By Adrian Michaels in New York and Joanna Chung and Carola Hoyos in London
Published: March 17 2004
US federal criminal prosecutors have launched an investigation into Royal Dutch/Shell, increasing pressure on the Anglo-Dutch energy group that this month forced its chairman to retire amid a growing crisis over misbooked reserves.
The US attorney's office for the southern district of New York has joined the Securities and Exchange Commission, the chief US civil financial regulator, in looking at the circumstances behind the company's restatement of oil and gas reserves.
Shell is also under scrutiny from the Financial Services Authority, the UK financial regulator, and has said it is in contact with Euronext, the Dutch regulator.
Shell on January 9 slashed 3.9bn barrels - 20 per cent - of its oil and gas reserves, admitting they had been wrongly filed with the SEC. Two months later, Shell's board asked Sir Philip Watts, chairman, and Walter van de Vijver, head of exploration and production, to resign after it was no longer able to say the erroneous bookings had been made "in good faith".
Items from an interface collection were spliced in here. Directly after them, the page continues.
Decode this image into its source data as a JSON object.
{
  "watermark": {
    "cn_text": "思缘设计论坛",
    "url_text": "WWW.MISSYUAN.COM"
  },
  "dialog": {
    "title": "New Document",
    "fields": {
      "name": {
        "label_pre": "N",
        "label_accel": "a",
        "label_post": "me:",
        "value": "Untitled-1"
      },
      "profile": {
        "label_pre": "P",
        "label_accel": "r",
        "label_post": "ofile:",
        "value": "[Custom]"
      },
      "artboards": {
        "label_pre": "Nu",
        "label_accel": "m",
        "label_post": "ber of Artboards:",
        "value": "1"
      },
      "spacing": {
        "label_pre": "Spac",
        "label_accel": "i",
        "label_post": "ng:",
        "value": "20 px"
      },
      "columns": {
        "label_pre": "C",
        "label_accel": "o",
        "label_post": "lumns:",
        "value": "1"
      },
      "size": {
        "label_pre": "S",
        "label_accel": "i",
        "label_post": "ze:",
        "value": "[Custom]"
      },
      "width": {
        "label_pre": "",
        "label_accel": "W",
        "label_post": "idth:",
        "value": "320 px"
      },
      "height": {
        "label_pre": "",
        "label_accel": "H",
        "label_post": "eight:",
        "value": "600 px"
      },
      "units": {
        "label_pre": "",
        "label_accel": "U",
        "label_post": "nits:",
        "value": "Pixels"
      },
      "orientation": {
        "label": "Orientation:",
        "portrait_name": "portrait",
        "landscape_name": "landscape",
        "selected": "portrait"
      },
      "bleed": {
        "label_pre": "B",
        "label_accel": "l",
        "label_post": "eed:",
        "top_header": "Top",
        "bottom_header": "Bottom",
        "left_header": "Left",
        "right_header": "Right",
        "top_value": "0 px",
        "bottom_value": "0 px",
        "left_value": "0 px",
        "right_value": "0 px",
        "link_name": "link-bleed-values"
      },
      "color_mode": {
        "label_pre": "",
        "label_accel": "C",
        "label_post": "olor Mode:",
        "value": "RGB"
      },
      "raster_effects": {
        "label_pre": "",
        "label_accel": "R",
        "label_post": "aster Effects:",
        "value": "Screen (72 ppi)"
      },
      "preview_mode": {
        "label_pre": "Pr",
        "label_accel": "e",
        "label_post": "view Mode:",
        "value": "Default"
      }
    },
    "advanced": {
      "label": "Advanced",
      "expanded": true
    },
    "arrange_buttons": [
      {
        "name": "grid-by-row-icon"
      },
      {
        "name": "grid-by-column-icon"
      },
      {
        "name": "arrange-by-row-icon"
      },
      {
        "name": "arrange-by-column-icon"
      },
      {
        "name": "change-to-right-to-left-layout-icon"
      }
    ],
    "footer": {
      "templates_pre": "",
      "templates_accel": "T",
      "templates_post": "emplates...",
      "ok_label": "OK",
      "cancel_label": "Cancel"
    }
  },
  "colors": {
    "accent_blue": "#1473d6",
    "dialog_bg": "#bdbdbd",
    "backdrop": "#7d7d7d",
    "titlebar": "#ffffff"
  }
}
However, people close to the probe said it was too early for any criminal behaviour to have been uncovered at Shell. The justice department's involvement, the people said, was an expected response to a large multinational announcing a big correction to its numbers.
The US attorney's office in Manhattan handles several white-collar crime cases for the justice department. It recently brought the case against Martha Stewart for obstruction of justice.
The department declined to comment and the SEC does not comment on individual investigations.
A Shell spokesman said he was not aware that the justice department had notified the company about an investigation.
Sir Philip, who also faces regulatory scrutiny and has been named in class-action law suits, hired lawyers from the Washington offices of Crowell & Moring.
Meanwhile, Shell on Wednesday made a US$371m profit by selling its 2.27 per cent stake in Sinopec, the Chinese oil group. The company offered the shares at HK$3.125 a piece, a 3.8 per cent discount to their closing price on Wednesday. Shell bought its Sinopec shares for HK$1.61 each in 2000.
Shell raised about HK$5.8bn (US$742m), before fees and expenses. Its disposal follows BP's decision last month to sell its 2.1 per cent holding in Sinopec, netting a US$357m profit.
The recent sales take advantage of the booming valuations of Chinese companies. JJ Traynor, analyst at Deutsche Bank, said: "[The disposal] is not unexpected because BP has sold."
Additional reporting by Joshua Chaffin in Washington